The group of islands that were affected by the tsunami in 2004 were mainly in the Indian Ocean. These include the Andaman and Nicobar Islands, the Maldives, and the Aceh province in Indonesia.
The waves pounding against the shoreline. The waves colliding with the shore. The waves breaking upon the beach.
Wave height, ocean motion chapter in science text
Being on high ground when a tsunami hits is safer because tsunamis are caused by underwater earthquakes or other disturbances that result in large waves. These waves become more dangerous as they approach shallow water, increasing their height and potential for destruction. By being on higher ground, you can minimize the risk of being swept away or affected by the tsunami's force.
During a tsunami, emergency actions typically include issuing early warnings to coastal communities, evacuating people to higher ground or designated safe areas, and activating emergency response teams. Warning systems, such as sirens, text messages, and broadcast alerts, are used to quickly notify residents. Evacuation routes and shelters are established to ensure the safety of individuals. Search and rescue operations, medical aid, and support services are also initiated in affected areas.

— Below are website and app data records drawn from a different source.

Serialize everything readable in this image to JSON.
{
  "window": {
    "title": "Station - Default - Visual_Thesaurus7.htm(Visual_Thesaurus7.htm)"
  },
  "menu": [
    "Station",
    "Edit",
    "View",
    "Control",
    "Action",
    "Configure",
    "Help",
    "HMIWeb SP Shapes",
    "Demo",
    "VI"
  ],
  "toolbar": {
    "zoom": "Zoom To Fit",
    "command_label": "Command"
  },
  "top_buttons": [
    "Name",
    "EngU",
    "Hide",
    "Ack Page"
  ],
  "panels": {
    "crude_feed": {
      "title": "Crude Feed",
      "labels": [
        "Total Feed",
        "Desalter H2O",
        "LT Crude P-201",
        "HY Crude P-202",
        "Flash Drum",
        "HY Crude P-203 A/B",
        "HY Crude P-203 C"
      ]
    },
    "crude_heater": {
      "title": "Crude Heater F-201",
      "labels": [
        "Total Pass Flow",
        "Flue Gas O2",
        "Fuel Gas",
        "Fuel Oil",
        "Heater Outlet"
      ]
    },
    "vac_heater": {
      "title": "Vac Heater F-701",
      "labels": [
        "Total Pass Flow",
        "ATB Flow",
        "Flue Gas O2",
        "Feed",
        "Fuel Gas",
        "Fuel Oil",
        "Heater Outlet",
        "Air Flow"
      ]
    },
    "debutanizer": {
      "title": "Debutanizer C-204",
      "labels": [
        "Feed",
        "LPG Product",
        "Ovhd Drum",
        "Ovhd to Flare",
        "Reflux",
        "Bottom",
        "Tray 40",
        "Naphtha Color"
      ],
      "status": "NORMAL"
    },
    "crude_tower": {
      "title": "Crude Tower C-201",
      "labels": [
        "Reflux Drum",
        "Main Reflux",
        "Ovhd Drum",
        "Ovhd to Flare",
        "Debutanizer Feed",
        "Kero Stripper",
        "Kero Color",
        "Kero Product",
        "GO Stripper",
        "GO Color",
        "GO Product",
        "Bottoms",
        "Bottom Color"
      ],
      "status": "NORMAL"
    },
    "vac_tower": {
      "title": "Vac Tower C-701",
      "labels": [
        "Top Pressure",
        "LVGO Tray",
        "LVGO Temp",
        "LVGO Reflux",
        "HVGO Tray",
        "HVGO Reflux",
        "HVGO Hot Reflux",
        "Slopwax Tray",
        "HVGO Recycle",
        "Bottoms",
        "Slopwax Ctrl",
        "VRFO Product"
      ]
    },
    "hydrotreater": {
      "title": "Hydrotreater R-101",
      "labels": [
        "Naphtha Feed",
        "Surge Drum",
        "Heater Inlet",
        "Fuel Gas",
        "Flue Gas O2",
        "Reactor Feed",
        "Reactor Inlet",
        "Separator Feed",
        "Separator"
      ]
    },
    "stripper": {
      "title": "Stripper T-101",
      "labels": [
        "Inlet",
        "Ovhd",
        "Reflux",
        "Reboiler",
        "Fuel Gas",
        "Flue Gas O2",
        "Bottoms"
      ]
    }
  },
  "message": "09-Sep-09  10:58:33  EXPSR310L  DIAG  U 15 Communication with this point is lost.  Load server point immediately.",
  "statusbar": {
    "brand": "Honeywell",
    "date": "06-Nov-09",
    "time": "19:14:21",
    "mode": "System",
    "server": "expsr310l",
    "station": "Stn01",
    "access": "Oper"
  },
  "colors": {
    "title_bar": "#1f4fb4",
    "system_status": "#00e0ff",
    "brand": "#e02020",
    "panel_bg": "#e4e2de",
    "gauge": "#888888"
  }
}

The ecosystem that was most severely hit by the tsunami can expect various immediate and long-term effects. In the immediate aftermath, there may be a significant loss of biodiversity, destruction of habitats, and contamination of water bodies. Over time, the ecosystem may be able to recover through natural processes such as succession and recolonization by surviving species, but this recovery can take years or even decades.
The 1755 tsunami occurred in the Atlantic Ocean, affecting coastal areas of Portugal, Spain, and Morocco. The most devastating impact was in Portugal, particularly in Lisbon, where the tsunami caused widespread destruction and loss of life.

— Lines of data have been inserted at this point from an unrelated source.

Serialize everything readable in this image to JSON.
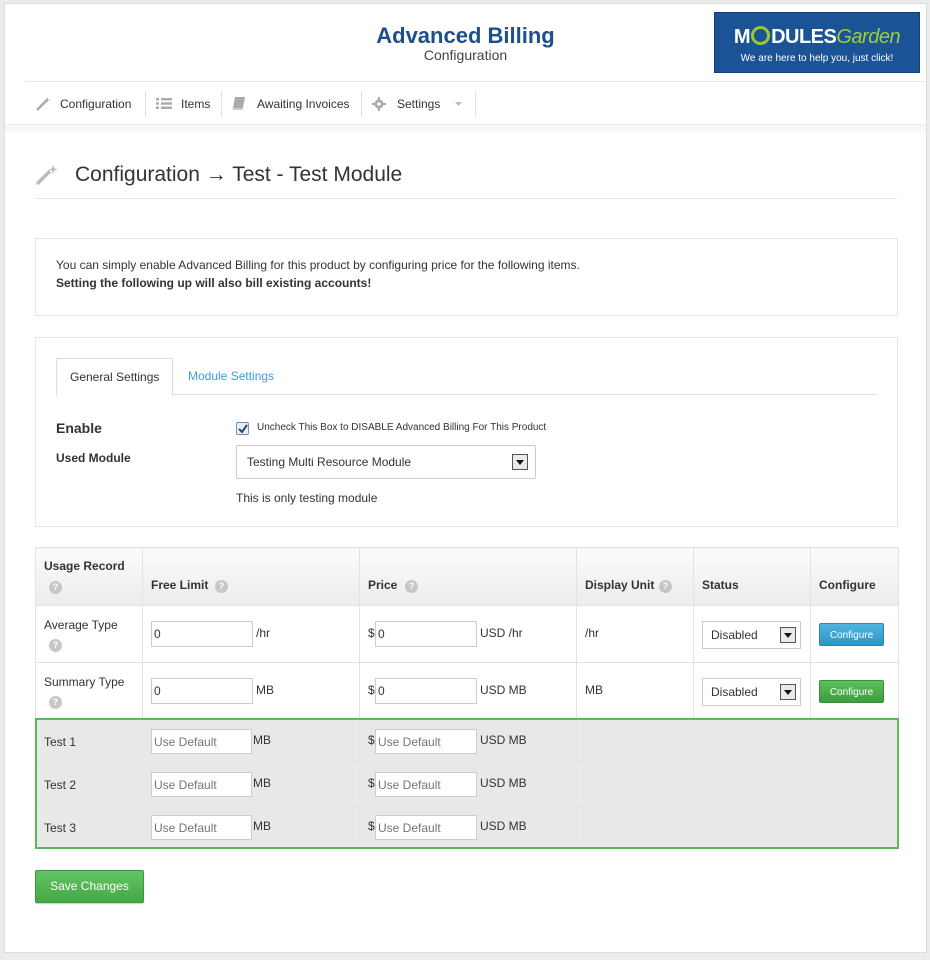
{
  "header": {
    "title": "Advanced Billing",
    "subtitle": "Configuration",
    "logo": {
      "word_pre": "M",
      "word_mid": "DULES",
      "word_post": "Garden",
      "tagline": "We are here to help you, just click!"
    }
  },
  "nav": {
    "items": [
      {
        "label": "Configuration",
        "icon": "magic-wand-icon"
      },
      {
        "label": "Items",
        "icon": "list-icon"
      },
      {
        "label": "Awaiting Invoices",
        "icon": "book-icon"
      },
      {
        "label": "Settings",
        "icon": "gear-icon"
      }
    ]
  },
  "page": {
    "title": "Configuration → Test - Test Module"
  },
  "info": {
    "line1": "You can simply enable Advanced Billing for this product by configuring price for the following items.",
    "line2": "Setting the following up will also bill existing accounts!"
  },
  "settings": {
    "tabs": [
      "General Settings",
      "Module Settings"
    ],
    "enable_label": "Enable",
    "enable_checked": true,
    "enable_checkbox_label": "Uncheck This Box to DISABLE Advanced Billing For This Product",
    "used_module_label": "Used Module",
    "used_module_value": "Testing Multi Resource Module",
    "module_description": "This is only testing module"
  },
  "table": {
    "headers": {
      "usage_record": "Usage Record",
      "free_limit": "Free Limit",
      "price": "Price",
      "display_unit": "Display Unit",
      "status": "Status",
      "configure": "Configure"
    },
    "help_glyph": "?",
    "currency_symbol": "$",
    "rows": [
      {
        "name": "Average Type",
        "free_limit": "0",
        "free_unit": "/hr",
        "price": "0",
        "price_unit": "USD /hr",
        "display_unit": "/hr",
        "status": "Disabled",
        "configure": "Configure"
      },
      {
        "name": "Summary Type",
        "free_limit": "0",
        "free_unit": "MB",
        "price": "0",
        "price_unit": "USD MB",
        "display_unit": "MB",
        "status": "Disabled",
        "configure": "Configure"
      }
    ],
    "test_rows": [
      {
        "name": "Test 1",
        "free_placeholder": "Use Default",
        "free_unit": "MB",
        "price_placeholder": "Use Default",
        "price_unit": "USD MB"
      },
      {
        "name": "Test 2",
        "free_placeholder": "Use Default",
        "free_unit": "MB",
        "price_placeholder": "Use Default",
        "price_unit": "USD MB"
      },
      {
        "name": "Test 3",
        "free_placeholder": "Use Default",
        "free_unit": "MB",
        "price_placeholder": "Use Default",
        "price_unit": "USD MB"
      }
    ]
  },
  "save_label": "Save Changes",
  "colors": {
    "title_blue": "#1f4f8a",
    "link_blue": "#3a9fd6",
    "success_green": "#5cb85c"
  }
}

The extent to which a 5000 foot high wave would go inland depends on various factors such as the slope of the land, obstacles in its path, and the initial strength of the wave. Generally speaking, a wave of this magnitude could potentially cause significant damage and travel several miles inland in flatter coastal areas, while in steeper terrain or areas with natural barriers, its inland penetration would be more limited.
Tsunamis bend as they approach the shoreline due to the shallowing of the water and the interaction with the topography of the ocean floor. As the waves move into shallower water, the front of the wave slows down while the back continues moving at a faster speed, causing the wave to bend. Additionally, the shape of the coastline and underwater features can also affect the direction and bending of the tsunami.
Light is an electromagnetic radiation. Our eyes are sensitive, the E/M radiation at the light wavelength. Hence we see light.
The E/M radiation adjacent to light are Infra-red(IR) and Ultra-violet(UV), which we do not see.
YES!! any marine animals in the tsunami can get washed up on land on the beach or where the wave stops. Plus all the food the marine animals have to eat is washed away so if they survive they will have no food and will starve to death.
Most definitely. Thousands of dogs, cats, insects, rats, mice etc probably got swept away and drowned. However, it is known that wild animals (and pets) use their instincts to try and get away from the wave.
The summary lead is the most traditional lead in a straight-news journalism article. It answers the five Ws and one H (who, what, where, when, why, and how). The story is presented using the inverted pyramid form where the most important data are in the first and second paragraph.
I believe in Canada back then servants could not get off on Christmas because their employer had parties, etc. that they needed them to work at. So days later the servants got their own little Christmas and got extra Christmas "bonuses" and maybe gifts in boxes. if this is incorrect just check Google.